Learning and Development Roundtable Identifies New Strategies for Improving Frontline Management and Performance
Roundtable Releases a New Road Map to Help Organizations Improve Frontline Management and Increase Employee Performance By up to 25 Percent

WASHINGTON & LONDON--(BUSINESS WIRE)--Sept. 27, 2007--The Learning and Development Roundtable, a membership program of the Corporate Executive Board (www.executiveboard.com) (NASDAQ: EXBD) and a leading provider of best practices research, executive education, and decision-support services for Chief Learning Officers, learning and development executives, and their staff, today announced key findings for its 2007 research study and a straightforward road map to help organizations improve the effectiveness of frontline management, drive employee performance, and increase retention.

Becton, Dickinson and Company Director of Leadership Development and Learning Joseph Toto said, "The research presented at this year's annual executive retreat was outstanding. We were quite impressed by the implementation tactics--they clearly address often overlooked learning and development issues."

Snapshot of Roundtable Study Findings: Manager Disengagement and The Rise of Informal Managers

Based on a comprehensive survey of frontline teams and managers, the Learning and Development Roundtable found that more than 50 percent of front-line managers would rather not manage people and that "informal managers" (rather than formally-designated managers) actually do most of the day-to-day management of frontline teams. The Roundtable's work this year focuses on helping organizations to more rapidly implement cost effective strategies to boost frontline performance by building the right people-management capabilities in both formal and informal managers.

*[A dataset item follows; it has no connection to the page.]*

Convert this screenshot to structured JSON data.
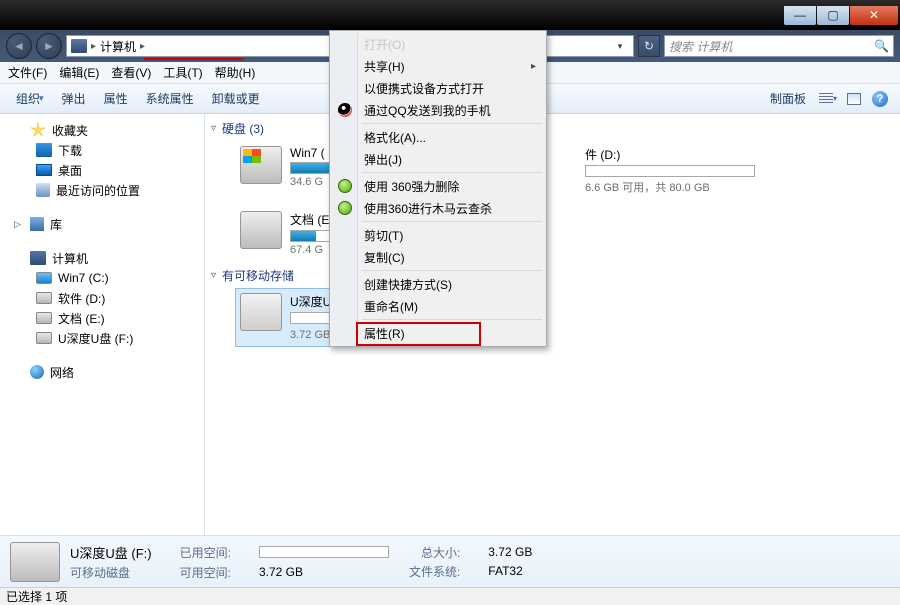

Learning and Development Roundtable Managing Director Todd Safferstone explains, "While frontline management has become more informal, most management-development strategies have remained focused on formal managers. Our findings help explain why efforts to improve frontline performance that focus solely on the formal manager have limited success. Organizations need to pull forward key development efforts to support the informal manager ranks. In so doing, they can have an immediate and significant impact on day-to-day management and performance."

A Road Map for Targeting Frontline Management Investments: Maximizing Performance and Retention

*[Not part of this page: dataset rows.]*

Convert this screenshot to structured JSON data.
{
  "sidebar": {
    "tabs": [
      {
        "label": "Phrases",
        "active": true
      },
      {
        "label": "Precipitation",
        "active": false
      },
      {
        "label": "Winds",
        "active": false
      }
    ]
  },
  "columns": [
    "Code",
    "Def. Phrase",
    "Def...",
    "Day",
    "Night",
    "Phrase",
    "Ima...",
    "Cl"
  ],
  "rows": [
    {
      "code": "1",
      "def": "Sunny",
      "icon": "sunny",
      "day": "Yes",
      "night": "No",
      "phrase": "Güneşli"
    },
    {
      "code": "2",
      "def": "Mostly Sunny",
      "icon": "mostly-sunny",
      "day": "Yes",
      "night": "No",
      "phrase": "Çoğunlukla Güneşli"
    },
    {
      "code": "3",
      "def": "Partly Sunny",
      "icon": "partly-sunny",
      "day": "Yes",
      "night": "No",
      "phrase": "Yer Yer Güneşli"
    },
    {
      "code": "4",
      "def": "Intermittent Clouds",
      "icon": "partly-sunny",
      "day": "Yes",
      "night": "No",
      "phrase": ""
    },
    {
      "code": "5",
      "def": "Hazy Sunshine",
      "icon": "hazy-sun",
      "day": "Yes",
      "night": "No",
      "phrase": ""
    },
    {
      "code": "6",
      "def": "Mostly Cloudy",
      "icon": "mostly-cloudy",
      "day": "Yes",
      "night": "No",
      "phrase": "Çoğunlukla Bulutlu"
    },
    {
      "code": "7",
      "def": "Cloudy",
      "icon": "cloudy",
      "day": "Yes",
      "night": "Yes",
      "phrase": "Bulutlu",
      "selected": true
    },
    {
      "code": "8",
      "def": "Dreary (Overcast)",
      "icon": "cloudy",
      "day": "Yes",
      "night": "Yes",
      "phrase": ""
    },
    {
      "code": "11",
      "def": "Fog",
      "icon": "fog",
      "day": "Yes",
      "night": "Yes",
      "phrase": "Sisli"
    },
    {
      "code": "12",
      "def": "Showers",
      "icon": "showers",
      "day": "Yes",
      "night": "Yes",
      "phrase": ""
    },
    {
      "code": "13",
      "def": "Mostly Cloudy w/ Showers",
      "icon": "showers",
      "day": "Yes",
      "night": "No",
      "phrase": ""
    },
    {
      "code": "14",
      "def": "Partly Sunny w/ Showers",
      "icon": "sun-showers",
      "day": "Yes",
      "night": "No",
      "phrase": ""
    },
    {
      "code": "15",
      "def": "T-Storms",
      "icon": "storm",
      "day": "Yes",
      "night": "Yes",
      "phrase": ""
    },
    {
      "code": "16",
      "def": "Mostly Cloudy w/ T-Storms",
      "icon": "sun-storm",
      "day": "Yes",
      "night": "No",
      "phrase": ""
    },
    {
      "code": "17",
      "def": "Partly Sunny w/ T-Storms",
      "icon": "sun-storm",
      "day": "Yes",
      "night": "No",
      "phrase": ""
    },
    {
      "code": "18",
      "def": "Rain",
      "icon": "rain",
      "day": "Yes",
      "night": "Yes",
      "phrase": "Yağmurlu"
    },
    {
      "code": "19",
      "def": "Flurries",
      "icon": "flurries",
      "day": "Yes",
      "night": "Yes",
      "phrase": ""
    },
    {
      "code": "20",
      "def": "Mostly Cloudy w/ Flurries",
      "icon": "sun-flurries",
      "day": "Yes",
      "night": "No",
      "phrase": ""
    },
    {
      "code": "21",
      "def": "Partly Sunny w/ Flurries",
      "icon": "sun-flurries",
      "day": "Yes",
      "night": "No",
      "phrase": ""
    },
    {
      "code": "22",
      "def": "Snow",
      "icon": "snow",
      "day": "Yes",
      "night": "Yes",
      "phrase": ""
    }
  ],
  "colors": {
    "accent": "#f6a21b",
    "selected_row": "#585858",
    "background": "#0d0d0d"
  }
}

Roundtable research reveals that nearly 60 percent of frontline managers underperform during their first two years in seat, driving performance gaps and employee turnover across the entire frontline. The Learning and Development Roundtable's Road Map for Targeting Frontline Management Investments is part of a complete step-by-step plan designed to help organizations boost the effectiveness of frontline management without adding significant cost. As part of this study, the Roundtable also demonstrates how organizations can optimally extend their development efforts to include informal managers. Three essential phases identified in this study for maximizing performance and retention include:

(1) Isolating Frontline Management Development Priorities. Only 19 percent of informal managers report being satisfied with the people-management training offered by their organizations. Furthermore, only one-third of informal managers find their direct managers and peers effective at helping them understand the challenges of Learning and Development Roundtable Identifies New Strategies For Maximizing The Effectiveness of Frontline Managers supervising people. The most progressive organizations overcome these challenges by focusing their development investments on critical management needs, rather than exclusively focusing on individuals who carry a managerial title.

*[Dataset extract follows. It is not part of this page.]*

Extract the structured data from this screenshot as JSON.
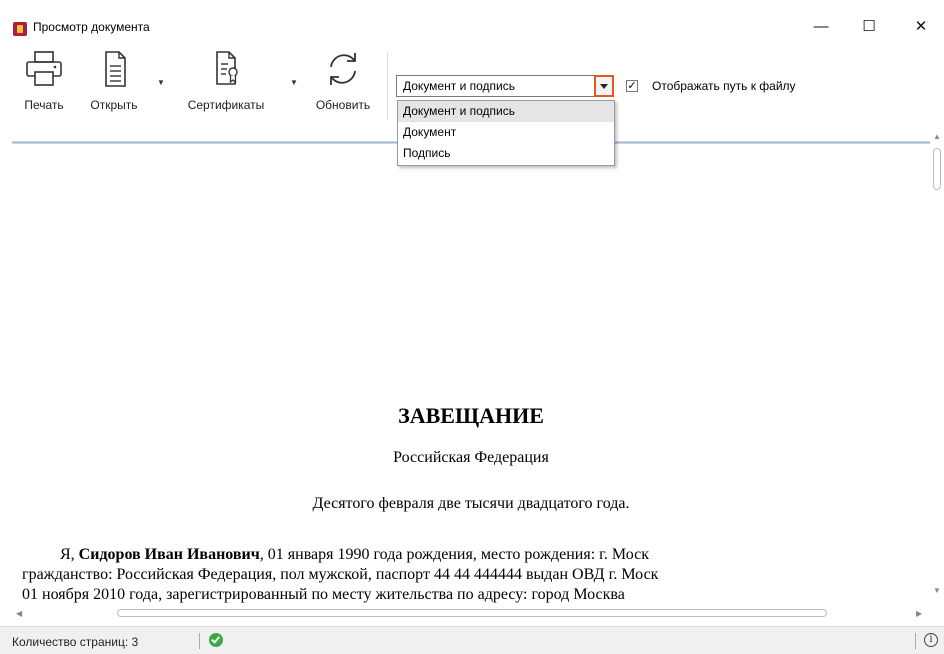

(2) Uncovering the Profiles of Informal Managers. Roundtable research reveals that, in most organizations, informal frontline managers outnumber formal frontline managers by a ratio of 4 to 1. By identifying informal managers and discerning how those managers spend their time, organizations can extend their training programs and focus on building the five critical people-management competencies that can contribute to as much as a 25 percent increase in performance.

(3) Pushing Development Beyond the Classroom. The Roundtable profiles examples from leading organizations that push development beyond the classroom through experiences, peer networks, and upward management. By emulating these approaches, organizations can deliver high quality, low-cost development opportunities to a larger population, while also improving their selection processes.

About The Learning and Development Roundtable

The Learning and Development Roundtable is a leading provider of best practices research, executive education, and decision-support services for Chief Learning Officers, learning and development executives and their staff. The Learning and Development Roundtable is a membership program of the Corporate Executive Board (NASDAQ: EXBD) (http://www.exbd.com), the premier network for leaders of the world's largest public and private organizations. More information on the Learning and Development Roundtable can be found at: https://www.ldr.executiveboard.com.

About the Corporate Executive Board

The Corporate Executive Board Company is a leading provider of best practices research and analysis focusing on corporate strategy, operations and general management issues. The Corporate Executive Board provides an integrated set of services currently to more than 3,700 of the world's largest and most prestigious corporations, including more than 80 percent of the Fortune 500. These services are provided primarily on an annual subscription basis and include best practices research studies, executive education seminars, customized research briefs, and Web-based access to a library of more than 300,000 corporate best practices.

 

CONTACT: Corporate Executive Board
Joni Renick, 202-777-9499
pr@executiveboard.com
www.executiveboard.com

 

SOURCE: Corporate Executive Board